#### WORK REQUEST:
Your task is to repeat the entries word for word while leaving out the pictures.

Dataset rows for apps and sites

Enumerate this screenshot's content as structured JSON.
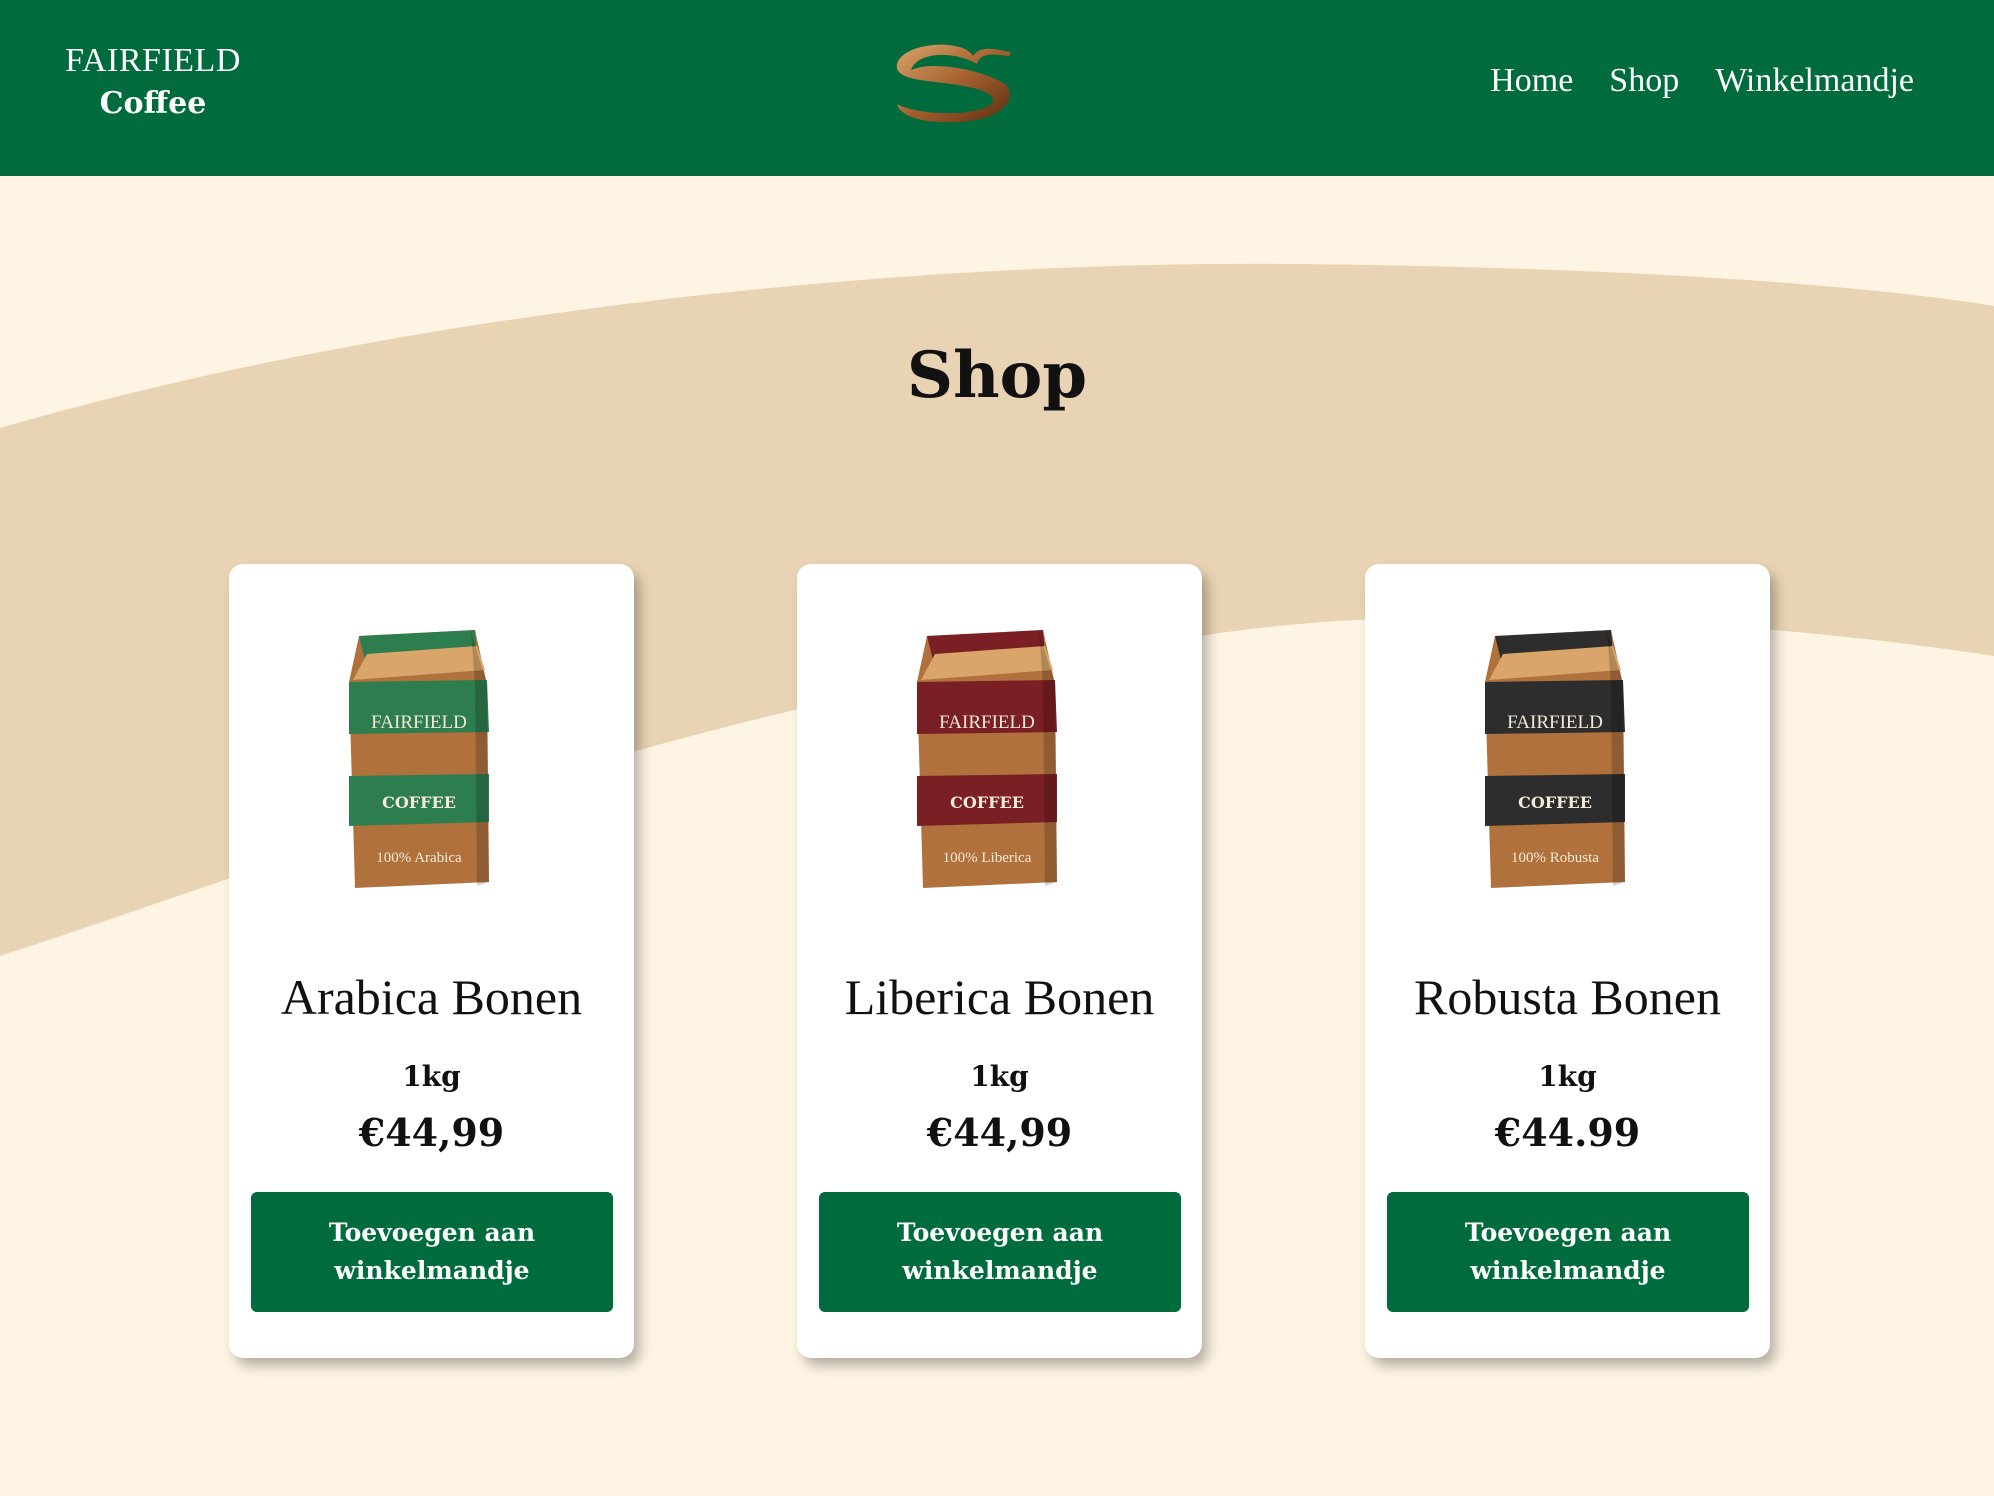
{
  "header": {
    "brand_line1": "FAIRFIELD",
    "brand_line2": "Coffee",
    "logo_icon": "coffee-swirl-logo",
    "nav": [
      {
        "label": "Home"
      },
      {
        "label": "Shop"
      },
      {
        "label": "Winkelmandje"
      }
    ]
  },
  "main": {
    "title": "Shop"
  },
  "products": [
    {
      "name": "Arabica Bonen",
      "weight": "1kg",
      "price": "€44,99",
      "button_label": "Toevoegen aan winkelmandje",
      "bag": {
        "brand": "FAIRFIELD",
        "label": "COFFEE",
        "variety": "100% Arabica",
        "color": "#2e7d4f"
      }
    },
    {
      "name": "Liberica Bonen",
      "weight": "1kg",
      "price": "€44,99",
      "button_label": "Toevoegen aan winkelmandje",
      "bag": {
        "brand": "FAIRFIELD",
        "label": "COFFEE",
        "variety": "100% Liberica",
        "color": "#7a1f24"
      }
    },
    {
      "name": "Robusta Bonen",
      "weight": "1kg",
      "price": "€44.99",
      "button_label": "Toevoegen aan winkelmandje",
      "bag": {
        "brand": "FAIRFIELD",
        "label": "COFFEE",
        "variety": "100% Robusta",
        "color": "#2d2d2d"
      }
    }
  ],
  "colors": {
    "header_green": "#006b3c",
    "background_cream": "#fdf4e3",
    "wave_tan": "#e8d4b4",
    "coffee_brown": "#b0713d"
  }
}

#### RESPONSE AREA:
Enumerate this screenshot's content as structured JSON.
{
  "header": {
    "brand_line1": "FAIRFIELD",
    "brand_line2": "Coffee",
    "logo_icon": "coffee-swirl-logo",
    "nav": [
      {
        "label": "Home"
      },
      {
        "label": "Shop"
      },
      {
        "label": "Winkelmandje"
      }
    ]
  },
  "main": {
    "title": "Shop"
  },
  "products": [
    {
      "name": "Arabica Bonen",
      "weight": "1kg",
      "price": "€44,99",
      "button_label": "Toevoegen aan winkelmandje",
      "bag": {
        "brand": "FAIRFIELD",
        "label": "COFFEE",
        "variety": "100% Arabica",
        "color": "#2e7d4f"
      }
    },
    {
      "name": "Liberica Bonen",
      "weight": "1kg",
      "price": "€44,99",
      "button_label": "Toevoegen aan winkelmandje",
      "bag": {
        "brand": "FAIRFIELD",
        "label": "COFFEE",
        "variety": "100% Liberica",
        "color": "#7a1f24"
      }
    },
    {
      "name": "Robusta Bonen",
      "weight": "1kg",
      "price": "€44.99",
      "button_label": "Toevoegen aan winkelmandje",
      "bag": {
        "brand": "FAIRFIELD",
        "label": "COFFEE",
        "variety": "100% Robusta",
        "color": "#2d2d2d"
      }
    }
  ],
  "colors": {
    "header_green": "#006b3c",
    "background_cream": "#fdf4e3",
    "wave_tan": "#e8d4b4",
    "coffee_brown": "#b0713d"
  }
}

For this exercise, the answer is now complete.